Evaluation of endothelial function and subclinical atherosclerosis in association with hepatitis C virus in HIV-infected patients: a cross-sectional study.
MasiáM, Padilla S, Robledano C, Ramos JM, Gutiérrez F
BMC Infect Dis. 2011;11:265. Epub 2011 Oct 3.
BACKGROUND: Relationship of hepatitis C virus (HCV) infection with an increased risk of cardiovascular disease (CVD) in HIV-infected patients remains controversial. We evaluated endothelial function and subclinical atherosclerosis in HIV-infected patients with and without HCV.
METHODS: Flow-mediated dilatation (FMD) of the brachial artery and circulating levels of cell adhesion molecules (CAM) were measured in HCV/HIV-coinfected and HIV-monoinfected patients. Subclinical atherosclerosis was assessed by carotid intima-media thickness (cIMT).
RESULTS: 63 (31%) HCV/HIV-coinfected and 138 (69%) HIV-monoinfected patients were included.

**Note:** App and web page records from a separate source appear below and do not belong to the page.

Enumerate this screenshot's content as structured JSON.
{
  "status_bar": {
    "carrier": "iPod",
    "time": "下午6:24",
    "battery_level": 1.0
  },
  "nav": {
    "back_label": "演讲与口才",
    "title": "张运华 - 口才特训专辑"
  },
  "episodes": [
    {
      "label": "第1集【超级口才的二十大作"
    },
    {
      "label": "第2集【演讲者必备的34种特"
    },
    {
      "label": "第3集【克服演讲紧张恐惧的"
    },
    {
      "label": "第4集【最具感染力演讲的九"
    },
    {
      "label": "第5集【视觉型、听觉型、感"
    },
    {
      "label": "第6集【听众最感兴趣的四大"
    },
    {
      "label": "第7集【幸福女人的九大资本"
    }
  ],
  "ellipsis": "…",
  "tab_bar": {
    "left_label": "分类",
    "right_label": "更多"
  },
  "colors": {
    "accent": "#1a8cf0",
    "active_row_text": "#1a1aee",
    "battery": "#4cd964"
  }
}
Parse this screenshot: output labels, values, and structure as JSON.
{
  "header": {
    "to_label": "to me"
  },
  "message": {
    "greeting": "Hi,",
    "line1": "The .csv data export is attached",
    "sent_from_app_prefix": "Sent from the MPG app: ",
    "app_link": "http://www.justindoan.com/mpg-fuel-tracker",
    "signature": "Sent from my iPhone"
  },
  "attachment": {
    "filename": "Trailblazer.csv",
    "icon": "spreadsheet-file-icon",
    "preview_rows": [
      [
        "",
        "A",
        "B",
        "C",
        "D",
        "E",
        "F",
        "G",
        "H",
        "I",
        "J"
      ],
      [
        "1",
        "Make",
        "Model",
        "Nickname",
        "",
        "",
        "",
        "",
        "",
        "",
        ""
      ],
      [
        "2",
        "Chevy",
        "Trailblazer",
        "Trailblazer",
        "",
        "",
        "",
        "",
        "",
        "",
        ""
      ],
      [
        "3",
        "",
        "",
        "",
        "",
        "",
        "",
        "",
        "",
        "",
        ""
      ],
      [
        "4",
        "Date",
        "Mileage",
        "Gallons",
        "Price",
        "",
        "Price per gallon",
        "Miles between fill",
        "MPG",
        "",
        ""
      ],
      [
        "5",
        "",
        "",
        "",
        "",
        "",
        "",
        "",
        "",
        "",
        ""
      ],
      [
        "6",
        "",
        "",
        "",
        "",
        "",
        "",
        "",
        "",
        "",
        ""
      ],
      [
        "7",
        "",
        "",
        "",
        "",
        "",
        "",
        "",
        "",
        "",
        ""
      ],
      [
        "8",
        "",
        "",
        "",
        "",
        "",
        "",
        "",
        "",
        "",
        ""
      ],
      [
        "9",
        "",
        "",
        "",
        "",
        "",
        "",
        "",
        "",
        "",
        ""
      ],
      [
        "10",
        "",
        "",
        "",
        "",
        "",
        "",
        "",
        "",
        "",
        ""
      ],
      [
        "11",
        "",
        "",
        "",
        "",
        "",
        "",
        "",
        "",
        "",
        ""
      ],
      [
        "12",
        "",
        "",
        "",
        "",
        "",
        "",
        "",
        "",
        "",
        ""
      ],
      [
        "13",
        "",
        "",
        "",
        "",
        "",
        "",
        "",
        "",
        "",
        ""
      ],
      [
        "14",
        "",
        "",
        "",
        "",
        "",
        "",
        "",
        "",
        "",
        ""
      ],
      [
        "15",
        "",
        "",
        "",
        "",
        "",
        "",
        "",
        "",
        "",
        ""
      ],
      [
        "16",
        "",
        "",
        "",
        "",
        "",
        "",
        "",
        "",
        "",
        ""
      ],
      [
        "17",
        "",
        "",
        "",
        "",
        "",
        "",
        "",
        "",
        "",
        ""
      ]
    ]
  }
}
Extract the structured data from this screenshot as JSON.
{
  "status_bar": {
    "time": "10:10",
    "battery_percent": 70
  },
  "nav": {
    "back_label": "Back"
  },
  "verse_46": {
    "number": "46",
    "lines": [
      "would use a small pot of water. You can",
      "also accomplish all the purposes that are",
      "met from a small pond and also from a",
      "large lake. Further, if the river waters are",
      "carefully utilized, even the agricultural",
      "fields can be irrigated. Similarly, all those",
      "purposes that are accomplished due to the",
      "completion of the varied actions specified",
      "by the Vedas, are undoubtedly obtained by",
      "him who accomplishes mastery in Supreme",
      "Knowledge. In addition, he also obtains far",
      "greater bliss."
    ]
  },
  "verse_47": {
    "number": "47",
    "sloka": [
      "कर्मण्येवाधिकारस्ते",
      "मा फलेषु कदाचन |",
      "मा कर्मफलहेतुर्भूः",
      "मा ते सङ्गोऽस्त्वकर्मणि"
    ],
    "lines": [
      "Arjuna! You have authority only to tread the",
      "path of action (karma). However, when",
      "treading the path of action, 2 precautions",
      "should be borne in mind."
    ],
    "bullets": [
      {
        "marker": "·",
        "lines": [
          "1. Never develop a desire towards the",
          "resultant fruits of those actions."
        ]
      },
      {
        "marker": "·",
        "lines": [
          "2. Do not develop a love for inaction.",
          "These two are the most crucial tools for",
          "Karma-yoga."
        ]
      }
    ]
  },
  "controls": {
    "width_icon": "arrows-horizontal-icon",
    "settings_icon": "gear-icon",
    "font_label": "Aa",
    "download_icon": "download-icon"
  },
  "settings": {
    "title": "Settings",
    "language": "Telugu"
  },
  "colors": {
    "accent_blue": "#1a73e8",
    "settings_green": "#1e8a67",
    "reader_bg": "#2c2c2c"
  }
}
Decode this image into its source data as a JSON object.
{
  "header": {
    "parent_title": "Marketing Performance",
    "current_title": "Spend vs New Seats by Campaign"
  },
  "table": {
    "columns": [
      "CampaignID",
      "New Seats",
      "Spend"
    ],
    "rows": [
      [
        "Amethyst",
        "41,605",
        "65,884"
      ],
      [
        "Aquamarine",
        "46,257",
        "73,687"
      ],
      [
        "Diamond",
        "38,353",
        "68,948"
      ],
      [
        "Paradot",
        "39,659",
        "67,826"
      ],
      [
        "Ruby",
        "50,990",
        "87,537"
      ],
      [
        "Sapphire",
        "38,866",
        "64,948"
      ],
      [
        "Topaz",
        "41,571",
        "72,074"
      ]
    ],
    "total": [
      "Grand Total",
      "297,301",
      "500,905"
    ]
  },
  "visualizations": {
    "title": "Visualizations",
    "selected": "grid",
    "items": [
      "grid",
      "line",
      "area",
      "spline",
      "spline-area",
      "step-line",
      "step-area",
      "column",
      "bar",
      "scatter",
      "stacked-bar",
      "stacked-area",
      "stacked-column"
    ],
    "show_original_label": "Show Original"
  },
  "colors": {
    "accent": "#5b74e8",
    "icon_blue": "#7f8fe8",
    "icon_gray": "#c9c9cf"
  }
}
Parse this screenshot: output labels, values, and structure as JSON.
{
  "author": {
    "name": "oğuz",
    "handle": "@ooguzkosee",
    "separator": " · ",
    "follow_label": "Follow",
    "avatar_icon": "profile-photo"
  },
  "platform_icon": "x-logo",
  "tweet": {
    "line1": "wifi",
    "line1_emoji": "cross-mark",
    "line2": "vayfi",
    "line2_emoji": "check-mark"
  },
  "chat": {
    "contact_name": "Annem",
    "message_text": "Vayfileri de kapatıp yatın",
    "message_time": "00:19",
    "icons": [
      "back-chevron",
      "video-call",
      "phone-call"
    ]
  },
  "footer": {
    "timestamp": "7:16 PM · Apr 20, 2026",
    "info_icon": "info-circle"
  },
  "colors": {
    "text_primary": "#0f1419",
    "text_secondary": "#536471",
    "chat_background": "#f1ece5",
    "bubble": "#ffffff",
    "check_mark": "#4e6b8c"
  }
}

Median soluble vascular CAM-1 (sVCAM-1) and intercellular CAM-1 (sICAM-1) levels were significantly higher in HIV/HCV-coinfected patients (P<0.001 for both cases). Median (interquartile range) FMD was 6.21% (2.86-9.62) in HCV/HIV-coinfected and 5.54% (2.13-9.13) in HIV-monoinfected patients (P = 0.37). Adjustment for variables associated with HCV and FMD disclosed similar results. FMD correlated inverselywith cIMT and age. Carotid IMT did not differ between HCV/HIV-coinfected and HIV-monoinfected patients in unadjusted (0.61 [0.55-0.65]mm vs 0.60 [0.53-0.72]mm; P = 0.39) or adjusted analyses.
CONCLUSION: HCV infection was associated with higher levels of sICAM-1 and sVCAM-1, but no evidence of increased subclinical atherosclerosis was found when endothelial function was evaluated through FMD, or when assessing the cIMT.
Infectious Diseases Unit, Hospital General Universitario de Elche, Alicante, Spain. firstname.lastname@example.org